**EXERCISE DESCRIPTION:**
Output the entire listing without altering anything.

----------------

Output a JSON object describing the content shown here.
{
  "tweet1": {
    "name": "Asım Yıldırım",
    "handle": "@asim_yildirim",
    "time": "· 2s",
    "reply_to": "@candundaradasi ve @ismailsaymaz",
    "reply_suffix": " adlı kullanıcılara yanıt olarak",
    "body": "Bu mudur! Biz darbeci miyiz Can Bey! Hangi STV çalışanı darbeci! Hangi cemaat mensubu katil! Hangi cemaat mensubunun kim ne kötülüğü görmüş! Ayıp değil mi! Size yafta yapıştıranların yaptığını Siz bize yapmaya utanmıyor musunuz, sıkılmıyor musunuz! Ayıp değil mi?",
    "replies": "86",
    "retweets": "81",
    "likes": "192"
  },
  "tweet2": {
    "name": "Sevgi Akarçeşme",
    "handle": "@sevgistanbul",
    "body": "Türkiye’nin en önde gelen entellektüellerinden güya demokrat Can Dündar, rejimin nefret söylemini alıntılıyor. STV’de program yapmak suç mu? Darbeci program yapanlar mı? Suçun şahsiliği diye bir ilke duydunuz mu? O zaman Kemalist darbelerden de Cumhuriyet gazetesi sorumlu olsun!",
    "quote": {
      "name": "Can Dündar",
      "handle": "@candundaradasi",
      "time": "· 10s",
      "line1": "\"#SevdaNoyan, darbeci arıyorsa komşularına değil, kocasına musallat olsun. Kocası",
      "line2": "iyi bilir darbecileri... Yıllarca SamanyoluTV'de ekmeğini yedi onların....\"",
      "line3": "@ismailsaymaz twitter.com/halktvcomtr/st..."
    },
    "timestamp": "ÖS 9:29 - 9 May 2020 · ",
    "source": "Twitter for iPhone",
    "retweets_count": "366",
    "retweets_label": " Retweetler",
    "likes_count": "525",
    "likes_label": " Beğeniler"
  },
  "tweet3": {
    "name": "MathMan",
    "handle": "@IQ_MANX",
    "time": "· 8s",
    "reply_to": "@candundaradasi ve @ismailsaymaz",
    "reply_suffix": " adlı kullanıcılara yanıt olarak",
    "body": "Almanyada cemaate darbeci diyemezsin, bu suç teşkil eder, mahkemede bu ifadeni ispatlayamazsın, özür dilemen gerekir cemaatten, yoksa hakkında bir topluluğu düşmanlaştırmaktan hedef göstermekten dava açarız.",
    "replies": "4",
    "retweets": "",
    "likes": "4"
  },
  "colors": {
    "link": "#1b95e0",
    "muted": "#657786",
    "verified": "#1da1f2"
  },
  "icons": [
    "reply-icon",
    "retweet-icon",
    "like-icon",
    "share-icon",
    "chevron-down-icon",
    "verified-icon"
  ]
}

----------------

**RESPONSE:**
Output a JSON object describing the content shown here.
{
  "tweet1": {
    "name": "Asım Yıldırım",
    "handle": "@asim_yildirim",
    "time": "· 2s",
    "reply_to": "@candundaradasi ve @ismailsaymaz",
    "reply_suffix": " adlı kullanıcılara yanıt olarak",
    "body": "Bu mudur! Biz darbeci miyiz Can Bey! Hangi STV çalışanı darbeci! Hangi cemaat mensubu katil! Hangi cemaat mensubunun kim ne kötülüğü görmüş! Ayıp değil mi! Size yafta yapıştıranların yaptığını Siz bize yapmaya utanmıyor musunuz, sıkılmıyor musunuz! Ayıp değil mi?",
    "replies": "86",
    "retweets": "81",
    "likes": "192"
  },
  "tweet2": {
    "name": "Sevgi Akarçeşme",
    "handle": "@sevgistanbul",
    "body": "Türkiye’nin en önde gelen entellektüellerinden güya demokrat Can Dündar, rejimin nefret söylemini alıntılıyor. STV’de program yapmak suç mu? Darbeci program yapanlar mı? Suçun şahsiliği diye bir ilke duydunuz mu? O zaman Kemalist darbelerden de Cumhuriyet gazetesi sorumlu olsun!",
    "quote": {
      "name": "Can Dündar",
      "handle": "@candundaradasi",
      "time": "· 10s",
      "line1": "\"#SevdaNoyan, darbeci arıyorsa komşularına değil, kocasına musallat olsun. Kocası",
      "line2": "iyi bilir darbecileri... Yıllarca SamanyoluTV'de ekmeğini yedi onların....\"",
      "line3": "@ismailsaymaz twitter.com/halktvcomtr/st..."
    },
    "timestamp": "ÖS 9:29 - 9 May 2020 · ",
    "source": "Twitter for iPhone",
    "retweets_count": "366",
    "retweets_label": " Retweetler",
    "likes_count": "525",
    "likes_label": " Beğeniler"
  },
  "tweet3": {
    "name": "MathMan",
    "handle": "@IQ_MANX",
    "time": "· 8s",
    "reply_to": "@candundaradasi ve @ismailsaymaz",
    "reply_suffix": " adlı kullanıcılara yanıt olarak",
    "body": "Almanyada cemaate darbeci diyemezsin, bu suç teşkil eder, mahkemede bu ifadeni ispatlayamazsın, özür dilemen gerekir cemaatten, yoksa hakkında bir topluluğu düşmanlaştırmaktan hedef göstermekten dava açarız.",
    "replies": "4",
    "retweets": "",
    "likes": "4"
  },
  "colors": {
    "link": "#1b95e0",
    "muted": "#657786",
    "verified": "#1da1f2"
  },
  "icons": [
    "reply-icon",
    "retweet-icon",
    "like-icon",
    "share-icon",
    "chevron-down-icon",
    "verified-icon"
  ]
}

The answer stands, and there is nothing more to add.